Clinical applications of quinolones

Biochim Biophys Acta. 1998 Oct 1;1400(1-3):45-61. doi: 10.1016/s0167-4781(98)00127-4.

Abstract

The quinolone antimicrobials are the class of inhibitors of bacterial topoisomerases that has been developed most fully for clinical use in human medicine. Initial members of the class had their greatest potency against Gram-negative bacteria, but newly developed members have exhibited increased potency against Gram-positive bacteria and soon agents will be available with additional activity against anaerobic bacteria, providing a broad spectrum of potency. After nalidixic acid, the earliest member of the class which was used for treatment of urinary tract infections, the later fluoroquinolone congeners have had sufficient potency, absorption, and distribution into tissue for additional uses in treatment of sexually transmitted diseases, infections of the gastrointestinal tract, respiratory tract, skin, and bones and joints. Tolerability of these agents in usual doses has been good. Acquired bacterial resistance resulting from clinical uses has occurred in particular among staphylococci and Pseudomonas aeruginosa. Intense drug use and ability of resistant pathogens to spread have also contributed to development of resistance in initially more susceptible pathogens such as Escherichia coli and Neisseria gonorrhoeae in certain settings. Preservation of the considerable clinical utility of the quinolone class for the long term will be affected by the extent to which their use is judicious.

Publication types

  • Review

MeSH terms

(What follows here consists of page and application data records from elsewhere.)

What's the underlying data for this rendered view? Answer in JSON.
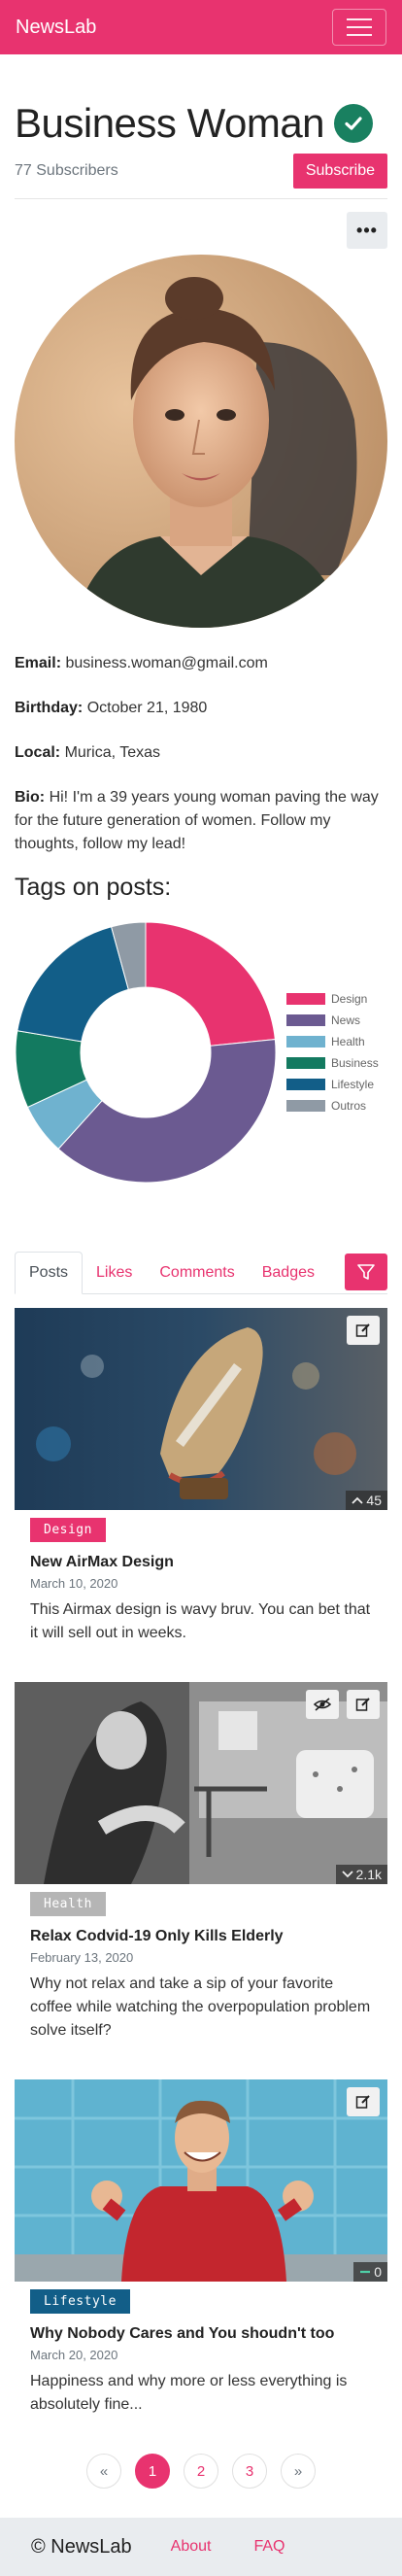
{
  "navbar": {
    "brand": "NewsLab"
  },
  "profile": {
    "name": "Business Woman",
    "subscribers": "77 Subscribers",
    "subscribe_label": "Subscribe",
    "more_label": "•••",
    "email_label": "Email:",
    "email": "business.woman@gmail.com",
    "birthday_label": "Birthday:",
    "birthday": "October 21, 1980",
    "local_label": "Local:",
    "local": "Murica, Texas",
    "bio_label": "Bio:",
    "bio": "Hi! I'm a 39 years young woman paving the way for the future generation of women. Follow my thoughts, follow my lead!"
  },
  "tags_title": "Tags on posts:",
  "chart_data": {
    "type": "pie",
    "title": "",
    "donut": true,
    "legend_position": "right",
    "categories": [
      "Design",
      "News",
      "Health",
      "Business",
      "Lifestyle",
      "Outros"
    ],
    "values": [
      22,
      36,
      6,
      9,
      17,
      4
    ],
    "colors": [
      "#e8336f",
      "#6b5a91",
      "#6fb2cf",
      "#137a60",
      "#125e88",
      "#8f9aa5"
    ]
  },
  "tabs": [
    "Posts",
    "Likes",
    "Comments",
    "Badges"
  ],
  "posts": [
    {
      "badge": "Design",
      "badge_color": "#e8336f",
      "title": "New AirMax Design",
      "date": "March 10, 2020",
      "text": "This Airmax design is wavy bruv. You can bet that it will sell out in weeks.",
      "stat": "45",
      "stat_icon": "chevron-up-icon"
    },
    {
      "badge": "Health",
      "badge_color": "#b5b5b5",
      "title": "Relax Codvid-19 Only Kills Elderly",
      "date": "February 13, 2020",
      "text": "Why not relax and take a sip of your favorite coffee while watching the overpopulation problem solve itself?",
      "stat": "2.1k",
      "stat_icon": "chevron-down-icon"
    },
    {
      "badge": "Lifestyle",
      "badge_color": "#125e88",
      "title": "Why Nobody Cares and You shoudn't too",
      "date": "March 20, 2020",
      "text": "Happiness and why more or less everything is absolutely fine...",
      "stat": "0",
      "stat_icon": "dash-icon"
    }
  ],
  "pagination": {
    "prev": "«",
    "pages": [
      "1",
      "2",
      "3"
    ],
    "next": "»",
    "active": "1"
  },
  "footer": {
    "copyright": "© NewsLab",
    "about": "About",
    "faq": "FAQ"
  }
}
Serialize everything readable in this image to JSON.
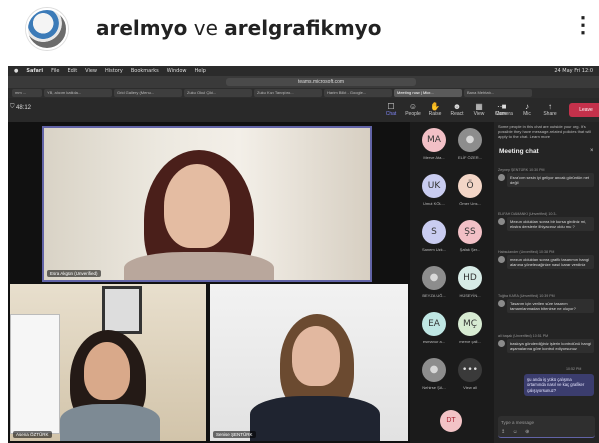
{
  "instagram": {
    "account_a": "arelmyo",
    "joiner": "ve",
    "account_b": "arelgrafikmyo",
    "more_glyph": "⋮",
    "avatar_icon": "arel-logo"
  },
  "mac_menu": [
    "Safari",
    "File",
    "Edit",
    "View",
    "History",
    "Bookmarks",
    "Window",
    "Help"
  ],
  "mac_status": "24 May Fri 12:0",
  "safari": {
    "url": "teams.microsoft.com"
  },
  "browser_tabs": [
    {
      "label": "mm ... ",
      "active": false
    },
    {
      "label": "YB, alıcım katkıla...",
      "active": false
    },
    {
      "label": "Grid Gallery (Menu...",
      "active": false
    },
    {
      "label": "Zuku Okul Çiki...",
      "active": false
    },
    {
      "label": "Zuku Kızı Tanıştıro...",
      "active": false
    },
    {
      "label": "Harim Bilkt - Google...",
      "active": false
    },
    {
      "label": "Meeting now | Micr...",
      "active": true
    },
    {
      "label": "Bana Mehtatı...",
      "active": false
    }
  ],
  "teams": {
    "timer": "48:12",
    "toolbar": [
      {
        "label": "Chat",
        "icon": "chat-icon",
        "active": true
      },
      {
        "label": "People",
        "icon": "people-icon",
        "active": false
      },
      {
        "label": "Raise",
        "icon": "raise-hand-icon",
        "active": false
      },
      {
        "label": "React",
        "icon": "react-icon",
        "active": false
      },
      {
        "label": "View",
        "icon": "view-icon",
        "active": false
      },
      {
        "label": "More",
        "icon": "more-icon",
        "active": false
      },
      {
        "label": "Camera",
        "icon": "camera-icon",
        "active": false
      },
      {
        "label": "Mic",
        "icon": "mic-icon",
        "active": false
      },
      {
        "label": "Share",
        "icon": "share-icon",
        "active": false
      }
    ],
    "leave_label": "Leave",
    "videos": {
      "main_name": "Esra Akgün (Unverified)",
      "bottom_left_name": "Asena ÖZTÜRK",
      "bottom_right_name": "Senise ŞENTÜRK"
    },
    "self_initials": "DT"
  },
  "roster": [
    {
      "initials": "MA",
      "name": "Merve Ata...",
      "color": "#f2c0c6"
    },
    {
      "initials": "",
      "name": "ELİF ÖZER...",
      "color": "#8d8d8d"
    },
    {
      "initials": "UK",
      "name": "Umut KÖL...",
      "color": "#c9ccf0"
    },
    {
      "initials": "Ö",
      "name": "Ömer Uns...",
      "color": "#f3d6c7"
    },
    {
      "initials": "S",
      "name": "Sanem Uzk...",
      "color": "#c9ccf0"
    },
    {
      "initials": "ŞS",
      "name": "Şafak Şer...",
      "color": "#f2c0c6"
    },
    {
      "initials": "",
      "name": "BEYZA UĞ...",
      "color": "#8d8d8d"
    },
    {
      "initials": "HD",
      "name": "HÜSEYİN...",
      "color": "#d7ebe6"
    },
    {
      "initials": "EA",
      "name": "esmanur a...",
      "color": "#bfe6e3"
    },
    {
      "initials": "MÇ",
      "name": "merve çali...",
      "color": "#d7ebd2"
    },
    {
      "initials": "",
      "name": "Nehirse ŞA...",
      "color": "#8d8d8d"
    },
    {
      "initials": "•••",
      "name": "View all",
      "color": "#3a3a3a"
    }
  ],
  "chat": {
    "notice": "Some people in this chat are outside your org. It's possible they have message-related policies that will apply to the chat. Learn more",
    "title": "Meeting chat",
    "messages": [
      {
        "meta": "Zeynep ŞENTÜRK  10:30 PM",
        "text": "Esra'cım sesin iyi geliyor ancak görüntün net değil"
      },
      {
        "meta": "ELİFAH DAMANKI (Unverified)  10:3..",
        "text": "Mezun oldukları sonra bir kursa girdiniz mi, ekstra derslerle ilhiyacınız oldu mu ?"
      },
      {
        "meta": "Habsulander (Unverified)  10:38 PM",
        "text": "mezun olduktan sonra grafik tasarımın hangi alanına yönelecağinize nasıl karar verdiniz"
      },
      {
        "meta": "Tuğba KARA (Unverified)  10:39 PM",
        "text": "Tasarım için verilen süre tasarım tamamlanmadan bitenirse ne oluyor?"
      },
      {
        "meta": "ali başak (Unverified)  10:51 PM",
        "text": "baskıya gönderdiğiniz işlerin kontrolünü hangi aşamalarına göre kontrol ediyorsunuz"
      }
    ],
    "own_time": "10:52 PM",
    "own_text": "şu anda iş yükü çalışma ortamında nasıl ve kaç grafiker çalışıyorsunuz?",
    "compose_placeholder": "Type a message",
    "compose_icons": "↥ ☺ ⊕"
  }
}
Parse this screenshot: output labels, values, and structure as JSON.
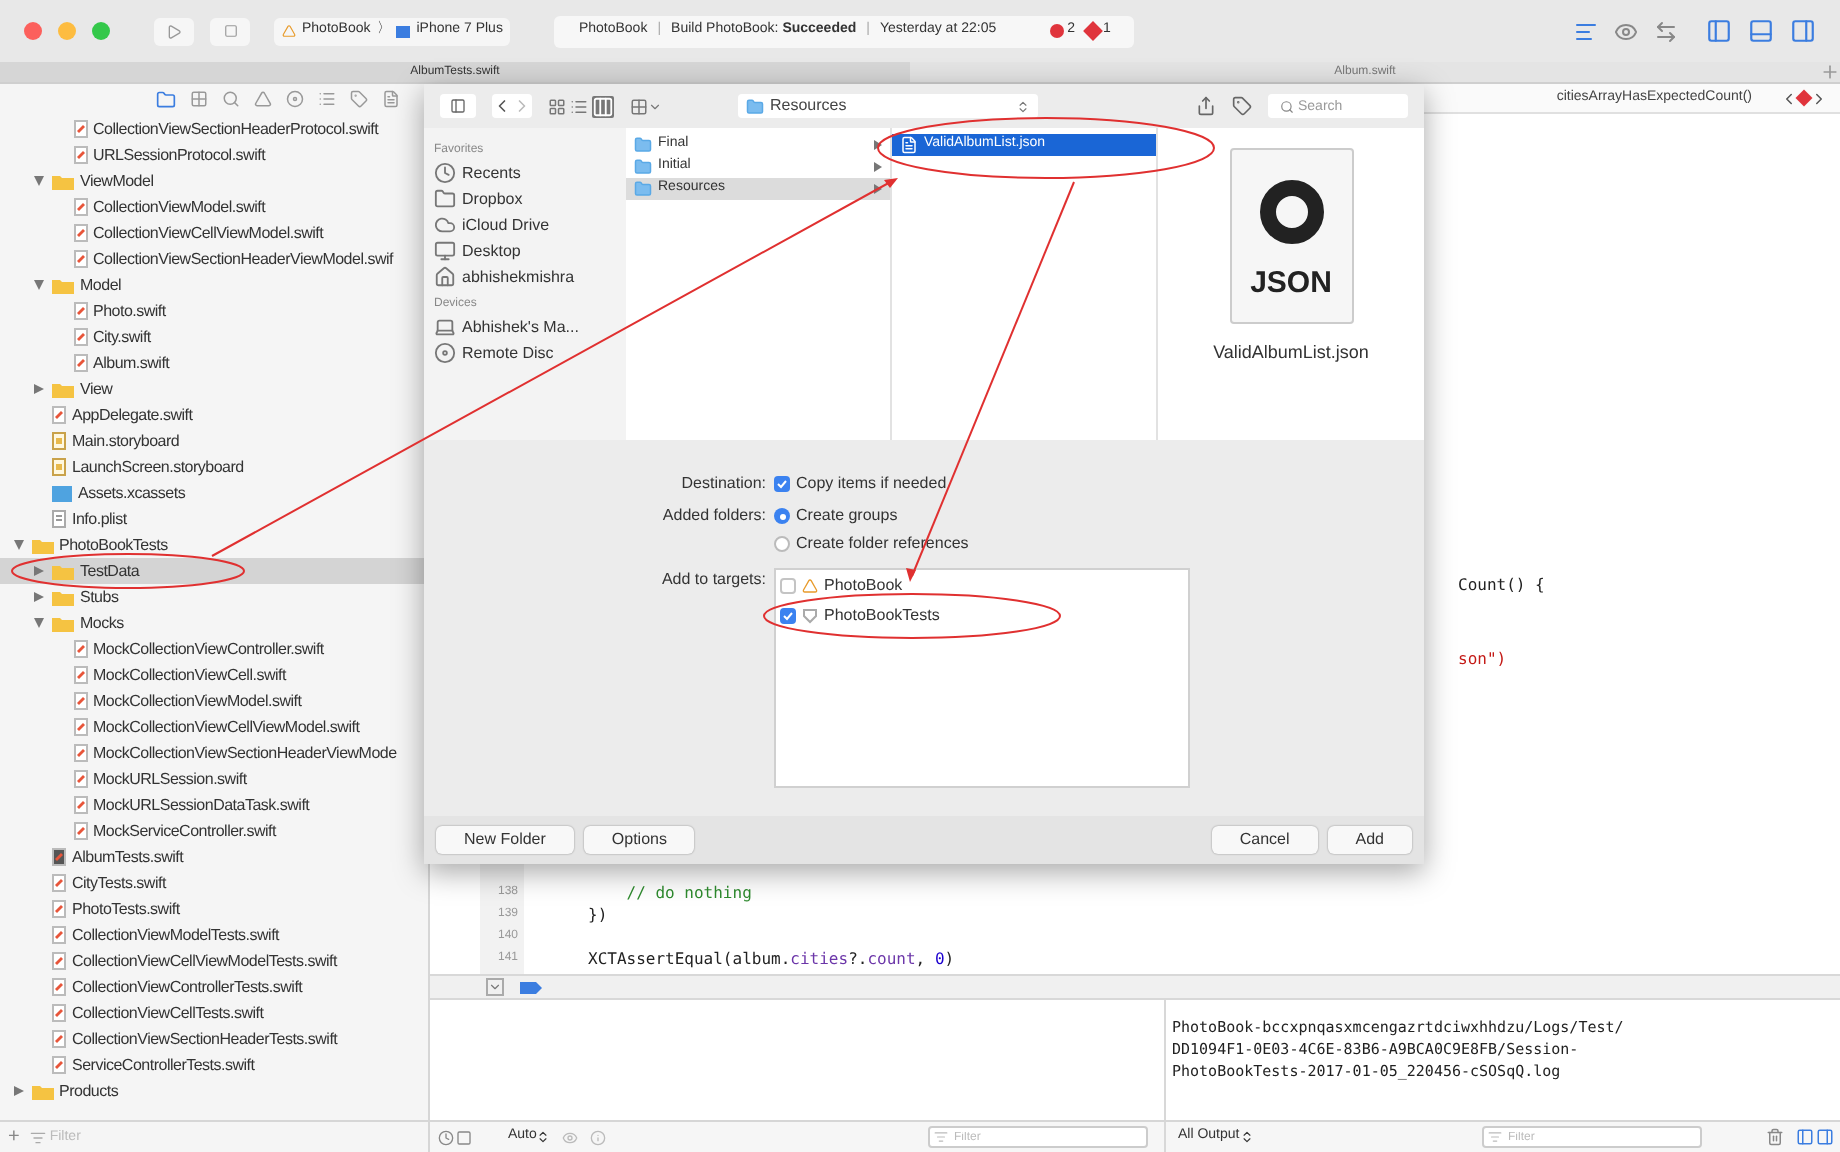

  • Anti-Bacterial Agents / pharmacology
  • Drug Resistance / physiology
  • Enzyme Inhibitors / pharmacology
  • Enzyme Inhibitors / therapeutic use
  • Molecular Structure
  • Quinolones / pharmacology
  • Quinolones / therapeutic use*
  • Topoisomerase I Inhibitors*

Substances

  • Anti-Bacterial Agents
  • Enzyme Inhibitors
  • Quinolones
  • Topoisomerase I Inhibitors